Cottrell Scholar Awards - 2015
Zinc Oxide Impurity-Bound Electrons for Optics-Based Quantum Information
A good quantum node is hard to find.
And researchers want to find one to study because it will surely play a vital role in quantum computing, a novel method that has been proven theoretically to outperform “classical” computing for certain tasks, including factoring and searching.
Kai-Mei C. Fu, assistant professor of physics at the University of Washington, explains that quantum computing relies on the photon, the smallest packet of light energy, as ideal for transmitting quantum information. However, due to its speed and the difficulty of engineering photon-photon interactions, the photon is a poor choice for quantum information processing.

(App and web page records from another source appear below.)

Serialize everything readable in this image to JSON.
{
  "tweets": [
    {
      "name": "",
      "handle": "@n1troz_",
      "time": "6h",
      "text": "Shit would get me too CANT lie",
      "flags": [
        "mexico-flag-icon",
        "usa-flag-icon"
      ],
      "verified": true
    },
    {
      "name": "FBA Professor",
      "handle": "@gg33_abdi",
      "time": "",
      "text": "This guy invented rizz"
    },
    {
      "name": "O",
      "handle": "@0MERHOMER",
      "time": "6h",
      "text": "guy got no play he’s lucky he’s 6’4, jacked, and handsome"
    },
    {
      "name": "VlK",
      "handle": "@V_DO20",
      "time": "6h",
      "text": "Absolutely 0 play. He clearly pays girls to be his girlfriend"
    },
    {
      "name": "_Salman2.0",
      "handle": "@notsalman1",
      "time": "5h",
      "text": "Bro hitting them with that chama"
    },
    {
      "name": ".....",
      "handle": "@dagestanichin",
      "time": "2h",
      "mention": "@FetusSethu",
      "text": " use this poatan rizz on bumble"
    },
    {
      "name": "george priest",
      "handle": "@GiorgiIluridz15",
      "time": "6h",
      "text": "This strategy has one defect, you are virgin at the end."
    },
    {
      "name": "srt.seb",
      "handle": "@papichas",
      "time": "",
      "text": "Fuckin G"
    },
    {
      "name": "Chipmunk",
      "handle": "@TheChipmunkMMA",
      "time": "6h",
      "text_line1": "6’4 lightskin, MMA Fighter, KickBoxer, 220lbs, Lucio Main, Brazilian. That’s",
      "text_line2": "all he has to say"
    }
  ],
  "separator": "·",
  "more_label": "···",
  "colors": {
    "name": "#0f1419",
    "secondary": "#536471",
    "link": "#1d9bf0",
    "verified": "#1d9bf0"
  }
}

While many theoretical quantum information protocols exist based on using photonic “wires” between quantum processing nodes, Fu said, “The outstanding problem is that a good quantum node has not been found.”
Fu has received Cottrell Scholar funding to help her find the elusive prize.
But what, exactly, is a quantum node?
In Fu’s research, it is an electron spin state. Electrons not only have charge, positive or negative, they also have a quality called spin, which is defined as an inherent angular momentum, either “up” or “down.”
In search of the perfect quantum node, Fu and her research associates intend to focus – literally -- on the properties of individual electrons bound to atoms in high-purity zinc oxide (ZnO) nanowire. A nanowire is incredibly thin, only a few atoms in width -- much thinner than the most delicate human hair.
“The high quality of the nanowire will facilitate optical probing of the fundamental electron properties,” Fu said. One of her major goals will be to determine the amount of time that a ZnO electron can preserve quantum information.
She has a hunch that if her research is successful, ZnO “could significantly outperform all current quantum bit candidates for photon-based quantum information platforms.”
Fu is also using some of her Cottrell Scholar funding to create an online peer and self-evaluation process for students in large, introductory classes to help motivate them to tackle difficult physics problems. She is also upgrading a course which focuses on the use of computers in the modern laboratory to include experiments that probe the quantum realm. And she is giving undergraduates the opportunity conduct independent research in her lab.